With the adoption of the 13th amendment, the United States found a final <<STOP. Final is not allowed as a description while an exception exists. Propaganda. CONTINUE>>> constitutional solution to the issue of slavery. The 13th amendment, along with the 14th and 15th, is one of the trio of Civil War amendments that greatly expanded the civil rights of Americans.
Everything we have today regarding freedom and rights as blacks in America is because of those 3 amendments above. We know now that a transfer of property rights happened. From plantation owner to state and federal prisons. The 13th amendment had a clear allowance for the continuation of slavery and that allowance has manifested into what we practice through our justice system today. It was based on rotten roots of betrayal and compromise among slavers with the ownership of the labor, freedom and future of people of color as the bargaining tool and ultimate prize. We even turned the tide by fighting the war. And then we became POW’s in perpetuity.
The 14th Amendment to the Constitution was ratified on July 9, 1868, and granted citizenship to “all persons born or naturalized in the United States,” which included former slaves recently freed.
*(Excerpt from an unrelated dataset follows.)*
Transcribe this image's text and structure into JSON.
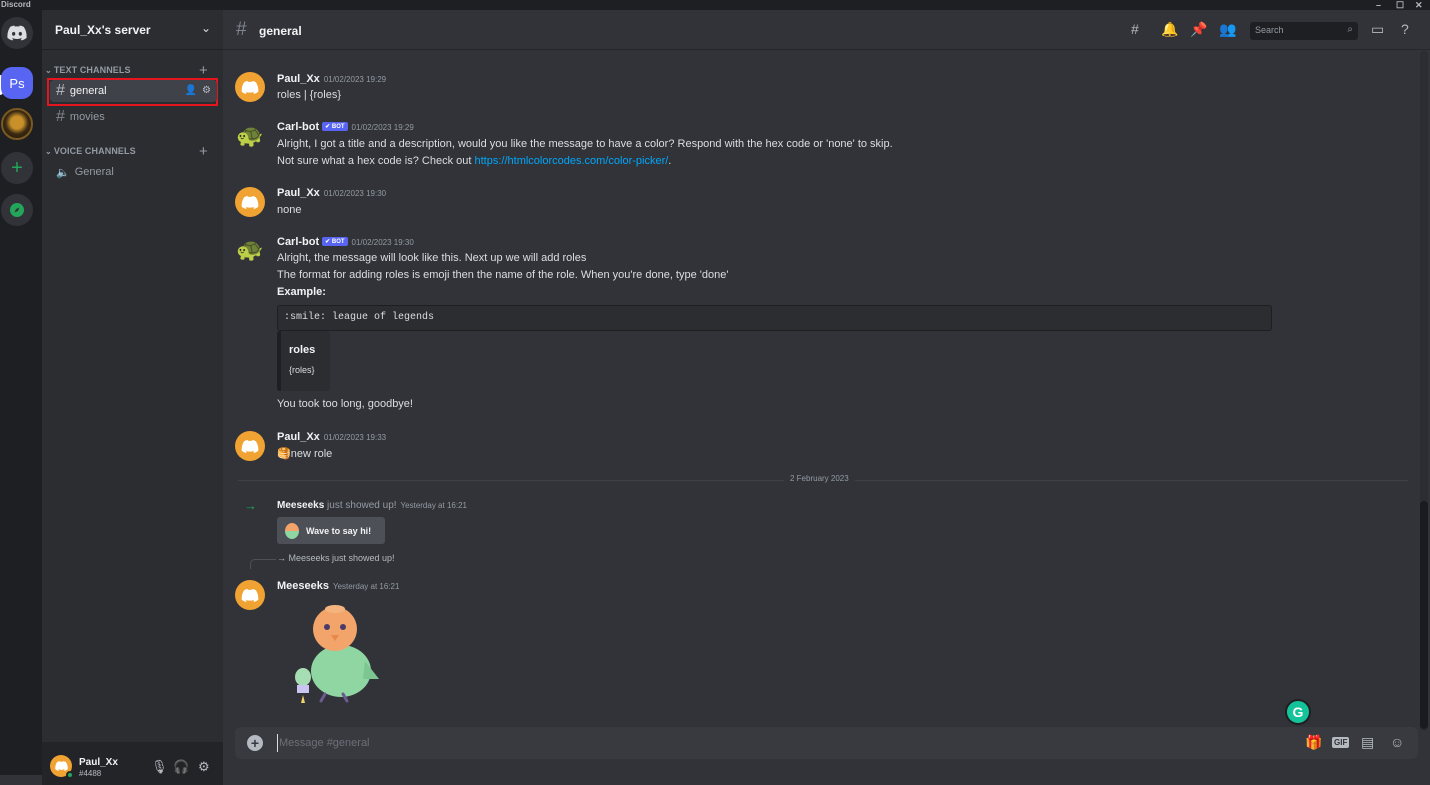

But remember that anyone convicted of a crime was not considered a slave recently freed. They would be the exception which led to the industrial revolution upon the backs of incarcerated black prison laborers in mines and on railroads. People whose only crime was being black while black was illegal.
-Reviewed Work: Slavery By Another Name: The Convict Lease System
“In the United States, the Black Codes were laws passed by Southern states in 1865 and 1866, after the Civil War. These laws had the intent and the effect of restricting African Americans’ freedom, and of compelling them to work in a labor economy based on low wages or debt.”
“The 15th Amendment to the Constitution ratified on February 3, 1870, granted African American men the right to vote by declaring that the “right of citizens of the United States to vote shall not be denied or abridged by the United States or by any state on account of race, color, or previous condition of servitude.”
Is this the case today for convicts? No.
“More than 5.85 million adults who’ve been convicted of a felony aren’t welcome at polling places, according to data through 2010 compiled by The Sentencing Project. That’s 600,000 more than in 2004, the last time the nonprofit group crunched the numbers.”
This was 6 year ago. in 2015 nearly 14 million went through our jails. 2.4 million sat in prisons. As many as 800,000+ of them are veterans. Every year 3/4 of a million go in and out of prisons. Nearly every time losing a right guaranteed by the constitution. They lose those rights because they have become property of the state. And exceptions to the abolition rule as described in the 13th amendment.
Originally published 1/21/2016
The Incarceration Nation in Black & White[youtube https://www.youtube.com/watch?v=mds4jVFolCI]
“I Denounce the So-Called Emancipation as a Stupendous Fraud”
by Fredrick Douglas(1888) Full speech transcript.